    Thanks in advance,

    • OCR on a non-text object seems odd to me. Is the plan to read in the silk-screened component identifiers? Like C1, C2, R1, D1, etc?

      You need SOME lens on the C920 in order for this camera to focus. You either need the built-in lens that comes with it, or you need to attach something externally like I’m doing here.

      • We have to do character recognition on chips like hynix 614A memory chip you mentioned above. So the photos we captured should be clear enough that we can read the texts on the elements of the PCB circuit.
        I wonder if we can read the text on the chips without attaching the lens?

        • No, you cannot focus the camera properly without some lens!

          Proper OCR usually dictates an effective DPI of 300-400 pixels per inch.

          “Tesseract works best on images which have a DPI of at least 300 dpi”

          ABBYY: “For regular texts (font size 8-10 points) it is recommended to use 300 dpi resolution for OCR.”

          I know this isn’t exactly a scanned text document, but the amount of entropy per character likely has to be the same to make the right determination.

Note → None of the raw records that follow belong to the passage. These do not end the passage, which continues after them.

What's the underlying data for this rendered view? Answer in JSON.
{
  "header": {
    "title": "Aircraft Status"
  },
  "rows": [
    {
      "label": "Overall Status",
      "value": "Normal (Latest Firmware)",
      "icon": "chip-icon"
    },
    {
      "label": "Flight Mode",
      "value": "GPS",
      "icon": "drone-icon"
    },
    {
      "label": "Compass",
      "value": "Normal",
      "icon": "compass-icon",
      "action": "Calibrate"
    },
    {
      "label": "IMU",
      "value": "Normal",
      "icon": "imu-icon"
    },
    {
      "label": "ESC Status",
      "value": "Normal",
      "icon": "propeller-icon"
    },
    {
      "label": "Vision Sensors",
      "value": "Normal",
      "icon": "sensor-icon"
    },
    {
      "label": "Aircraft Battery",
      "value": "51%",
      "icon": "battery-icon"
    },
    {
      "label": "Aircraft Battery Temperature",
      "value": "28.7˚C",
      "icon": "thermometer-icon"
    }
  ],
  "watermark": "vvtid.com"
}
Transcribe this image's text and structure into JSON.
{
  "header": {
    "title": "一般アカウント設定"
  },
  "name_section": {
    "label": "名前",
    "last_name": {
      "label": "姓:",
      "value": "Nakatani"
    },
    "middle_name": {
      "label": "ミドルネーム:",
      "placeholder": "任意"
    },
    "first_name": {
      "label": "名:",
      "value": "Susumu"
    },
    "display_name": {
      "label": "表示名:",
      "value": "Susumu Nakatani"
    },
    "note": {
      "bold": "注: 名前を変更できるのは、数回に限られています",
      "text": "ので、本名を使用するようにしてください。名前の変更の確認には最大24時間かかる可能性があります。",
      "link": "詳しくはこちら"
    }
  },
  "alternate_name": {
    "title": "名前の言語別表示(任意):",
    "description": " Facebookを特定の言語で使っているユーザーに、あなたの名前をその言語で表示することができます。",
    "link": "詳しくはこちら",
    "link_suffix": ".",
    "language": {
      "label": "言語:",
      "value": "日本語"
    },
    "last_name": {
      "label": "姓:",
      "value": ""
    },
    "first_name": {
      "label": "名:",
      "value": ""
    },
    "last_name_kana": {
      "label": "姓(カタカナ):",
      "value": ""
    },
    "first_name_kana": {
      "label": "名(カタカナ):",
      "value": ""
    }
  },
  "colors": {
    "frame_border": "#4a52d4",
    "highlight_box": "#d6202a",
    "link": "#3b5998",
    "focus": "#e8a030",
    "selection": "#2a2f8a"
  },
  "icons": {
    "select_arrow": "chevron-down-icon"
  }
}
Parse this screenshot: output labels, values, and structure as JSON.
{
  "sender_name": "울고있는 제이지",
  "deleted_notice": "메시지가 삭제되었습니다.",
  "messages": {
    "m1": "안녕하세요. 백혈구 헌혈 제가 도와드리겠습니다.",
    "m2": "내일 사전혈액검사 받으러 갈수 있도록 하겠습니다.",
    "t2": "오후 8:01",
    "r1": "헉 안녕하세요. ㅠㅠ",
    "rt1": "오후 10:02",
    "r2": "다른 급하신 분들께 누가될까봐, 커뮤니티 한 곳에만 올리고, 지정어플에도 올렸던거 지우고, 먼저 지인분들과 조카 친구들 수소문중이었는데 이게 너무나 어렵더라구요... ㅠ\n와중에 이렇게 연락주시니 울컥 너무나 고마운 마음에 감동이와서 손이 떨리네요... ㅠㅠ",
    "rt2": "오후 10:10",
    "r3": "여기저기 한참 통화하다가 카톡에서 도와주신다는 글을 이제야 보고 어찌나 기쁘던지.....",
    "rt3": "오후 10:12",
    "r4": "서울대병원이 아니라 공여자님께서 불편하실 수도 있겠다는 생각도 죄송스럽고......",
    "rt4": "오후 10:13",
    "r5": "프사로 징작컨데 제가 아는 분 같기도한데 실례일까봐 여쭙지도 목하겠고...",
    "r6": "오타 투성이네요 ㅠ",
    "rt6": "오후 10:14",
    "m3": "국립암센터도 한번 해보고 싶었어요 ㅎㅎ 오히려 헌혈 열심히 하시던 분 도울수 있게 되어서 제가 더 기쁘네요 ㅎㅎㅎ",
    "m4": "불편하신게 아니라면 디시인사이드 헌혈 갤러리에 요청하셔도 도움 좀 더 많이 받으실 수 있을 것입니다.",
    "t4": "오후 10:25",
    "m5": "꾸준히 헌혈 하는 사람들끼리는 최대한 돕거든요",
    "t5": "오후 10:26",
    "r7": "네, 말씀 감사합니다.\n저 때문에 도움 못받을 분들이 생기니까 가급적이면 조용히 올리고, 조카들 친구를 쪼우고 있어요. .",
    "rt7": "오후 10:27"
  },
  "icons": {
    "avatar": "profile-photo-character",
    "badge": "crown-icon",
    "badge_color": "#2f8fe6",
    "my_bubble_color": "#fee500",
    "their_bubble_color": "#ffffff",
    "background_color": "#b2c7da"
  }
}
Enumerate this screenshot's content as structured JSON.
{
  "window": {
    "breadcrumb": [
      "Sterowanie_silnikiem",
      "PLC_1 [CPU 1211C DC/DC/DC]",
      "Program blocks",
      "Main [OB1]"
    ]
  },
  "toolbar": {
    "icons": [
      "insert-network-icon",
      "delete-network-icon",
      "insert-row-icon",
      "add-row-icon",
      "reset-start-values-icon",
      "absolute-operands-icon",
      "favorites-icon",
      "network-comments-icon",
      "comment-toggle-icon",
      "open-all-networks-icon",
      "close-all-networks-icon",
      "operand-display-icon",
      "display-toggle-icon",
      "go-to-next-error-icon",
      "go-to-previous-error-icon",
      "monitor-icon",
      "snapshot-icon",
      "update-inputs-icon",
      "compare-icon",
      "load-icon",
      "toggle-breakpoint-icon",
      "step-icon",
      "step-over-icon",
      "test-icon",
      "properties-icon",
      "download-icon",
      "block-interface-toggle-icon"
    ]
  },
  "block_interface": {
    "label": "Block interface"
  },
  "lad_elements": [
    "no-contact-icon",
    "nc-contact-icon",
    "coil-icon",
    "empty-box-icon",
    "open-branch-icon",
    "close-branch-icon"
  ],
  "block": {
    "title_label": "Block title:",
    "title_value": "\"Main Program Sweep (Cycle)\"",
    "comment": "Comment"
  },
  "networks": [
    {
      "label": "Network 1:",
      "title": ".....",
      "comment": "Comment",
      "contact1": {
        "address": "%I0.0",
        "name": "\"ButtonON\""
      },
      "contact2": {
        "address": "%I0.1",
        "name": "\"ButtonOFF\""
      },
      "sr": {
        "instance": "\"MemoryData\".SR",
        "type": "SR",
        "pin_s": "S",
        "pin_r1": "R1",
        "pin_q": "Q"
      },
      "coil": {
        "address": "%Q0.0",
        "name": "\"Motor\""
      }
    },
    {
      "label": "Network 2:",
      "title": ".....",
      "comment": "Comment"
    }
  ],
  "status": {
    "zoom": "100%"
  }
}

          • We decided to buy a camera with lens modification as a result of our researchs and your recommendations. However, this camera will have a manual focus.
            Our system will be in the form of a fixed box. Once we adjust the manual focus according to the system, can we get clear pictures while using it in the same light conditions? Or, if we take an autofocus camera, which mm values should we prefer?